Location: Amsterdam
Full name: H G Muller
Contact:

Re: Solving a fail low situation at the root

Post by hgm » Mon Nov 03, 2014 7:55 pm

Well, extending the time to make it forfeit definitely is not a good idea.

Most of my engines use 3 time limits:
1) for starting a new iteration
2) for trying new moves in the root because the old PV move dropped unacceptably much in score, and we haven't found any other move that brings us close to the score of the previous iteration
3) the 'cold-turkey' timeout, where you must move or lose.

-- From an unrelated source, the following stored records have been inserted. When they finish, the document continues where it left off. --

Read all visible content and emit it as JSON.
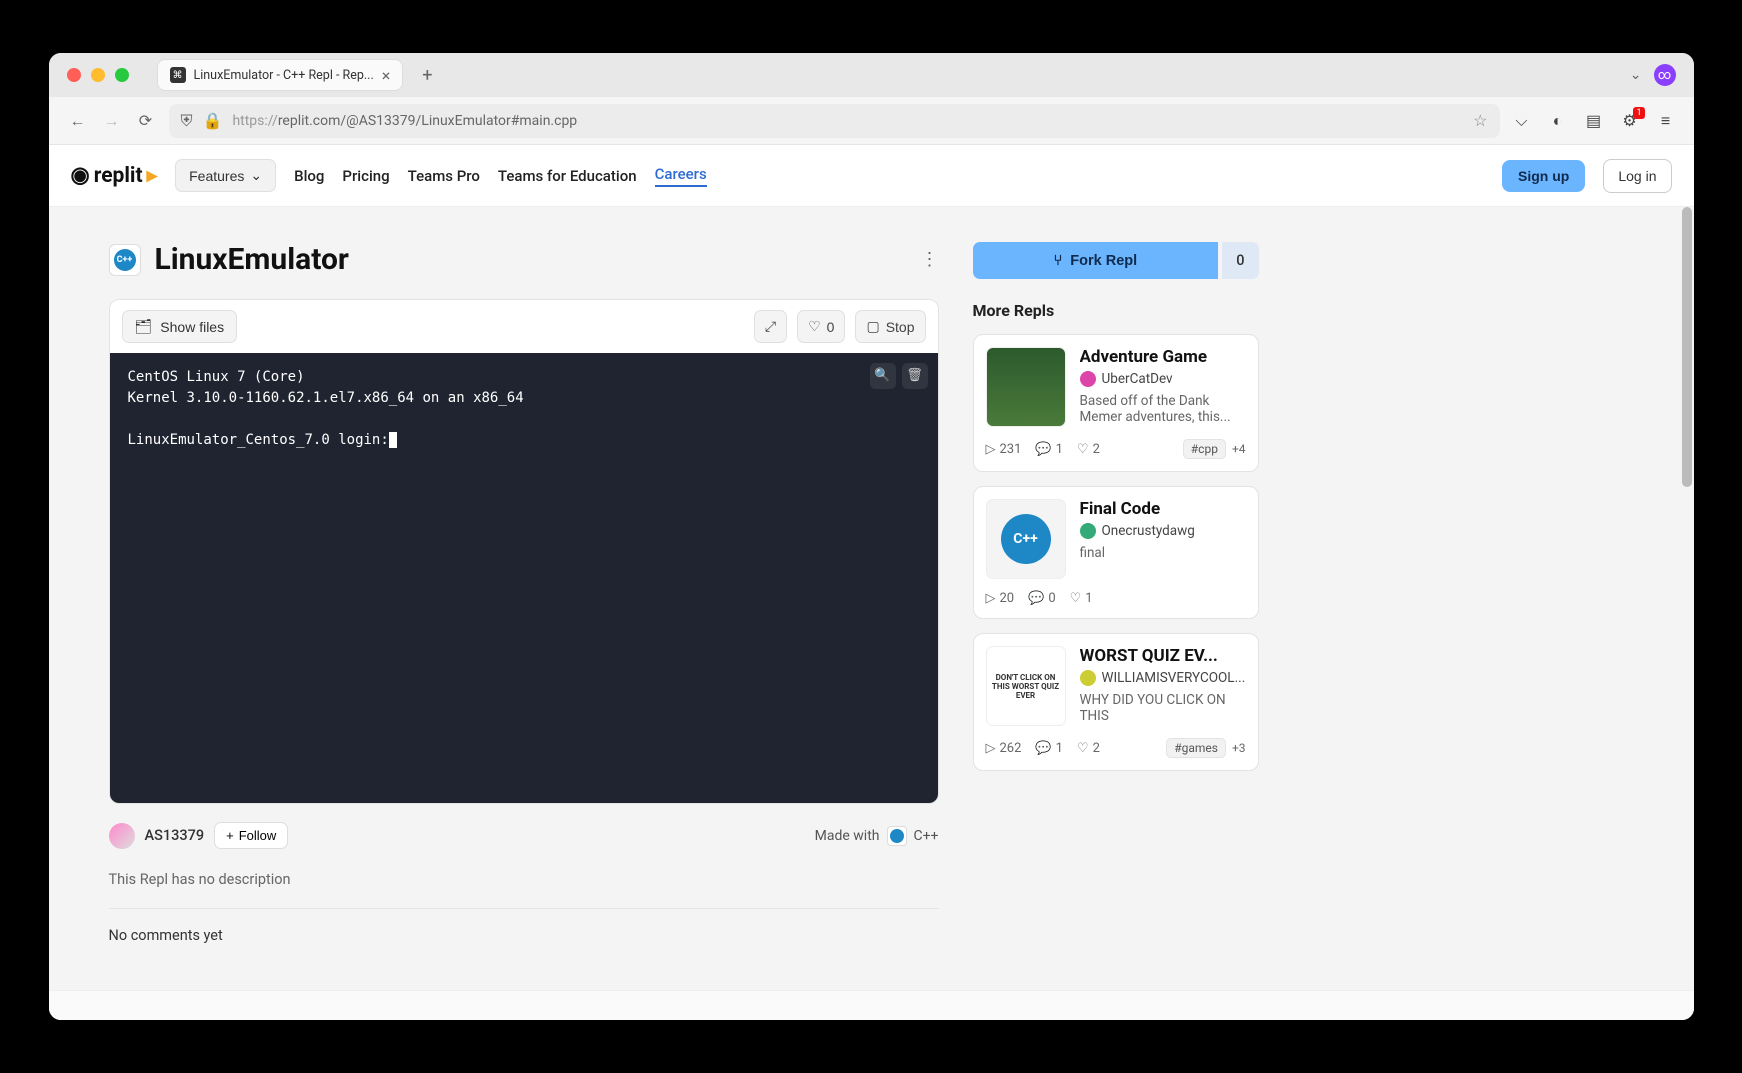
{
  "browser": {
    "tab_title": "LinuxEmulator - C++ Repl - Rep...",
    "url_proto": "https://",
    "url_rest": "replit.com/@AS13379/LinuxEmulator#main.cpp",
    "toolbar_badge": "1"
  },
  "nav": {
    "features": "Features",
    "links": [
      "Blog",
      "Pricing",
      "Teams Pro",
      "Teams for Education",
      "Careers"
    ],
    "signup": "Sign up",
    "login": "Log in"
  },
  "repl": {
    "title": "LinuxEmulator",
    "show_files": "Show files",
    "like_count": "0",
    "stop": "Stop",
    "terminal_line1": "CentOS Linux 7 (Core)",
    "terminal_line2": "Kernel 3.10.0-1160.62.1.el7.x86_64 on an x86_64",
    "terminal_line3": "LinuxEmulator_Centos_7.0 login:",
    "author": "AS13379",
    "follow": "Follow",
    "made_with_label": "Made with",
    "made_with_lang": "C++",
    "description": "This Repl has no description",
    "comments": "No comments yet"
  },
  "sidebar": {
    "fork": "Fork Repl",
    "fork_count": "0",
    "more_repls": "More Repls",
    "cards": [
      {
        "title": "Adventure Game",
        "author": "UberCatDev",
        "desc": "Based off of the Dank Memer adventures, this...",
        "runs": "231",
        "comments": "1",
        "likes": "2",
        "tag": "#cpp",
        "tag_more": "+4"
      },
      {
        "title": "Final Code",
        "author": "Onecrustydawg",
        "desc": "final",
        "runs": "20",
        "comments": "0",
        "likes": "1",
        "tag": "",
        "tag_more": ""
      },
      {
        "title": "WORST QUIZ EV...",
        "author": "WILLIAMISVERYCOOL...",
        "desc": "WHY DID YOU CLICK ON THIS",
        "thumb_text": "DON'T CLICK ON THIS WORST QUIZ EVER",
        "runs": "262",
        "comments": "1",
        "likes": "2",
        "tag": "#games",
        "tag_more": "+3"
      }
    ]
  }
}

The latter can be as much as 1/3 of all remaining time, even if there are still 20 moves to go. I guess getting fail lows in the current iteration puts you in phase (2). Which you only exit when you do find an acceptable move, finish the iteration (so you apply (1) again), or run into (3). In the latter case you play the best move you found in the current iteration (because if you found anything, it must be at least as good as the PV move of the previous iteration at this new depth, as you always search that first). And if you have none, play the old PV move, and hope for the best. You now know that it sucks, but perhaps the opponent will not see it.

xmas79
Posts: 286
Joined: Mon Jun 03, 2013 5:05 pm
Location: Italy

Re: Solving a fail low situation at the root

Post by xmas79 » Mon Nov 03, 2014 8:36 pm

hgm wrote:...Most of my engines use 3 time limits:
1) for starting a new iteration
2) for trying new moves in the root because the old PV move dropped unacceptably much in score, and we haven't found any other move that brings us close to the score of the previous iteration
3) the 'cold-turkey' timeout, where you must move or lose...."
This is more or less what I'm actually doing. I replace 2 with the classic "maximum allocated time per search", where I gracefully abort current iteration if I have already found a best move and time has expired. If a move is not found I keep searching until a hard time-out like 3) occurs or I found a best move.

The problem I have with this approach (admitting it is the way to go IHMO) is that:
1) works OK when you have a good predictable branching factor. My engine is not tuned, so passing from iteration N-1 to N, and from N to iteration N+1 can take a very different amount of time, so I cannot have a "stable" BF to calculate how much will take the next iteration. The consequence is that engine will not start a new iteration as soon as it "consumes" 50% of allocated time in the best case, often seeing it moving almost instantly because of a huge BF in the last iteration. Tried to smooth BF with averages or so, but the solution (and the results) seems to me sub-optimal, and I discharded it (everything then depends of the BF of the first iteration...)
2) causes my engine to go under time pressure too much. I suppose the problem is again related to the big BF the engine suffers.

When I cannot finish an iteration due to hitting 3) I play the best move from previous iteration.

I tried various other combo and tunings, then I gave up until I get a better move ordering and a smaller tree, making the engine more predictable on search times.

Post Reply